Perhaps unsurprisingly Hardy did not let little things like height and weight stand in his way. Bulking up his once slender frame, Hardy became a man who you could believably wipe the floor with Batman without even breaking a sweat. His pretty-boy looks mostly covered by a mechanical mask, Hardy proved that he could portray more emotion with his eyes than most actors can with their whole face.

Those in the know had already seen Hardy throw his weight around as Bronson, but oddly Nolan was not one of them.

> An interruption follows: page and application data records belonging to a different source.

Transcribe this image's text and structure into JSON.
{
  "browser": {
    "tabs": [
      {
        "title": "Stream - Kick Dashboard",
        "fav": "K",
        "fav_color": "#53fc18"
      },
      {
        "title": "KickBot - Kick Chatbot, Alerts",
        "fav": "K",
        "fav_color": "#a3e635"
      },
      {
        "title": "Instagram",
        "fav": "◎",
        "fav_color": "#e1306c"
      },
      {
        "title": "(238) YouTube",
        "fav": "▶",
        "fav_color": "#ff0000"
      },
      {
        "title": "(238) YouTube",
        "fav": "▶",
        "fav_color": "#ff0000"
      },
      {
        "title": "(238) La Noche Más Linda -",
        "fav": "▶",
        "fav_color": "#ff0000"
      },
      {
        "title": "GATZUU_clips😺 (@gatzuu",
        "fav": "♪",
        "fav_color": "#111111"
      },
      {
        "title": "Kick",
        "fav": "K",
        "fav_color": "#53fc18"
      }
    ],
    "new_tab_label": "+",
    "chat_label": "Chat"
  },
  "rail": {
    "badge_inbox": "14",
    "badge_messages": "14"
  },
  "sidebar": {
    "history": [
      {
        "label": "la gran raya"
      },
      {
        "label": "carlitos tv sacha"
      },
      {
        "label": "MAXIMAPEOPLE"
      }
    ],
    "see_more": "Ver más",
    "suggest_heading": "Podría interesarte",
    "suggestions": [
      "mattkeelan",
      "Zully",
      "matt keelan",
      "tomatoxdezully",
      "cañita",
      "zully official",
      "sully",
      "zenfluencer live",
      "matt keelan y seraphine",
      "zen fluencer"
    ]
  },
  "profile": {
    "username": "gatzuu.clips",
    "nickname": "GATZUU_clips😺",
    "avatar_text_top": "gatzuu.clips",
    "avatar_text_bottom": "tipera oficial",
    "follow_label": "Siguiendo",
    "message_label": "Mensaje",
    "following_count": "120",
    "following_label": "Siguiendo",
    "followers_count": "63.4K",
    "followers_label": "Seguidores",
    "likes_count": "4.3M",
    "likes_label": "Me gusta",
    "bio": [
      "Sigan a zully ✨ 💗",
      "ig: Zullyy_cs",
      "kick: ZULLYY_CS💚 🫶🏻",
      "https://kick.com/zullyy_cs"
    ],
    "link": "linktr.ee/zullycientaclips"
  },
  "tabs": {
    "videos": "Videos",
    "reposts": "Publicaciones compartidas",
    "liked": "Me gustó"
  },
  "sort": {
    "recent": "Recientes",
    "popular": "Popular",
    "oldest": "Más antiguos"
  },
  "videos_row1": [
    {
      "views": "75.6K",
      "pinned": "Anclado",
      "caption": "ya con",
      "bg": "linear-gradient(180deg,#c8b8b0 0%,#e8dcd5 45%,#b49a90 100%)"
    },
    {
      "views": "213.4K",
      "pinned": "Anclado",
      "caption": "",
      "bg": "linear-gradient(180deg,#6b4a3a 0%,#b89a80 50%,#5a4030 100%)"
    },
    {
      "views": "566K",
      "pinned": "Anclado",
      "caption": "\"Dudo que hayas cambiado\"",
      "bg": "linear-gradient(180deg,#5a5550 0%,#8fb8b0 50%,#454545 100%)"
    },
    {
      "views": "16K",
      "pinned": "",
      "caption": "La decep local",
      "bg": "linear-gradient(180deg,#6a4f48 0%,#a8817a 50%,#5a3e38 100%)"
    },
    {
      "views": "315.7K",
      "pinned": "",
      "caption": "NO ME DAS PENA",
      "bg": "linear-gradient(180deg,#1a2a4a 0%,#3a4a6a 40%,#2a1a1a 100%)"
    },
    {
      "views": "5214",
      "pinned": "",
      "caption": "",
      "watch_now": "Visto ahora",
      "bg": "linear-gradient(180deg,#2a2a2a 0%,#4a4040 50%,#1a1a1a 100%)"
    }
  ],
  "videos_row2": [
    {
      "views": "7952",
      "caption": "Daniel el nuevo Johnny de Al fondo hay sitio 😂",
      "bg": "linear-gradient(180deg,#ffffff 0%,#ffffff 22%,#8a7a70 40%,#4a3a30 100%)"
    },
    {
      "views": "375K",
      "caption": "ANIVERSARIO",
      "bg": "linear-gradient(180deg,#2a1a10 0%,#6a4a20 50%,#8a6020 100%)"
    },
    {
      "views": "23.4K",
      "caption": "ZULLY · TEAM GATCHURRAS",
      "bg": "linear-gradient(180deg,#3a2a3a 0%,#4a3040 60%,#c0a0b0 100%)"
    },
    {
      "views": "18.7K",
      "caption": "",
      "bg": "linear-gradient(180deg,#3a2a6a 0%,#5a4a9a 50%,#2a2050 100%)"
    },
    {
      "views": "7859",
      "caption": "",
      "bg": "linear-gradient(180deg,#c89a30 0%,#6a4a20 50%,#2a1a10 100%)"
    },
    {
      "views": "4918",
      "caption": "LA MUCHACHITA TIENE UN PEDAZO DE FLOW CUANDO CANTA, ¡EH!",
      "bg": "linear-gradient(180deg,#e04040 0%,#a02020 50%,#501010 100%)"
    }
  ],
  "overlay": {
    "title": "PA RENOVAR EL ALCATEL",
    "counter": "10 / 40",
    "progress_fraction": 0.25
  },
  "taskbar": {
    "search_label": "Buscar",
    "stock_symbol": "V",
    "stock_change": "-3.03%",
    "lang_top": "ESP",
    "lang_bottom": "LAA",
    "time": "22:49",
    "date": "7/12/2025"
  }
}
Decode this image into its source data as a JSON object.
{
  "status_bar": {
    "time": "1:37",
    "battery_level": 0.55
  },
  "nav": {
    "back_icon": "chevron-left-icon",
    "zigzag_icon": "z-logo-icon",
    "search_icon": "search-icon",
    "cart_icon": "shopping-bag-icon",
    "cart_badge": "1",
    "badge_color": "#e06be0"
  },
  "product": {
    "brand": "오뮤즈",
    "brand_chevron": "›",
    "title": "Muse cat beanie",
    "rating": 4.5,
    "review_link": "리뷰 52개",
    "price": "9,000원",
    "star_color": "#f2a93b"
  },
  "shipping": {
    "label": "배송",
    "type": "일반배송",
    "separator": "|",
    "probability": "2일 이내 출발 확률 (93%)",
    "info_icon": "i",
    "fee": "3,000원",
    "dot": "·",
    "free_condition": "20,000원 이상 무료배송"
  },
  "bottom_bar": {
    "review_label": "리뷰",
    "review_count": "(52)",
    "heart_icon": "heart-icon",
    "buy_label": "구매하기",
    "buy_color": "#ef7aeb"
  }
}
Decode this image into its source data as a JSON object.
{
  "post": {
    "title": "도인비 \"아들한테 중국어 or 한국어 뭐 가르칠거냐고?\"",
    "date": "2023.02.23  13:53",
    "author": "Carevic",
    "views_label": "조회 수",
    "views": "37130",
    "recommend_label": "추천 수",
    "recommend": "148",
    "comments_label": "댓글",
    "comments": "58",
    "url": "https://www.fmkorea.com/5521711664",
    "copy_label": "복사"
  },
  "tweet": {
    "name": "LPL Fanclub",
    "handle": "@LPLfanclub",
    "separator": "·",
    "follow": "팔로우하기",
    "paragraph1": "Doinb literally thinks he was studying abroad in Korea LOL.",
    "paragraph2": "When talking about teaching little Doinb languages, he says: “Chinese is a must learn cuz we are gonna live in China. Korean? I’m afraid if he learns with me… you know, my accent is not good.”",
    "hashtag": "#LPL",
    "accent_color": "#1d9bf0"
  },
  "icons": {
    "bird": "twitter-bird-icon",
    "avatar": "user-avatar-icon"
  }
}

Having cast the actor based on his performance as a gay getaway driver in 2008’s Rocknrolla, Bane is solid proof that Nolan can see potential where most mortals can’t.

3. Robin Williams – Insomnia

Williams will always be remembered for his incredible comic timing and hilarious performances, but once in awhile the beloved actor delved into serious material. A bearded councillor, an existential robot and an eccentric doctor are just some of his more sombre roles... oh, and a creepy, methodical killer. That’s right, Chris Nolan cast the genie from Aladdin as a sociopathic murderer in his 2002 thriller, Insomnia.

Equal parts contemptible yet endearing, Williams’ turn as Walter Finch the small town killer is a masterclass of a performance. It’s easy to play outwardly evil, but playing restrained evil is a much more daunting task. Williams' talent was well-known by the time he was cast in Insomnia, but on paper the universally adored actor never should have worked as such a villainous presence. The fact that it works so undeniably well is yet more evidence that Nolan knows exactly what he’s doing.

2. Matt Damon – Interstellar

Speaking of surprising villains, the cameo from all-around good guy Matt Damon in Nolan’s space-set passion project Interstellar was arguably more surprising for the audience than for the characters. When Damon’s Dr Mann emerged from his stasis pod, it felt like everything was going to be alright. McConaughey’s struggling astronaut now had Jason Bourne on his side.

How wrong we were.

Not only did Damon not even attempt to help our daring hero and his crew, he tried to bring them to an untimely end in order to save himself. The casting of Damon was a masterstroke, keeping the audience guessing, and showed that Damon can play more than just the hero. Who knew? Nolan, that's who.

1. Heath Ledger – The Dark Knight

The fan uproar at the casting of Heath Ledger as such an iconic comic book character is so ridiculous in hindsight that it’s difficult to believe people ever had their doubts. In fairness to easily enraged fans, nothing on Heath Ledger’s resume suggested he could play a man as villainous and maniacal as the Joker. Coming from the same sun-kissed beaches as Guy Pearce, the floppy-haired pretty boy was virtually the exact opposite type expected to be cast as the clown prince of crime.

Of course, everybody knows what happened next. Not only did Heath Ledger become arguably the defining portrayal of the character, he was awarded a posthumous Oscar for his efforts. Disappearing so far into the character that he became unrecognisable, Ledger crafted some of the most iconic moments in modern cinema history. His petrifying voice, facial tics and constant improvising took the Joker from a pantomime bad-guy to a complex, horrifying human being.

Ledger created nothing short of a cultural icon, testament not only to the actor's stellar work but to Nolan's unique eye for casting the unexpected.

Want more? Find out why Christopher Nolan's Dunkirk will reinvent the war movie.

Jon Fuge is a writer who blogs for Cineworld as part of our news team.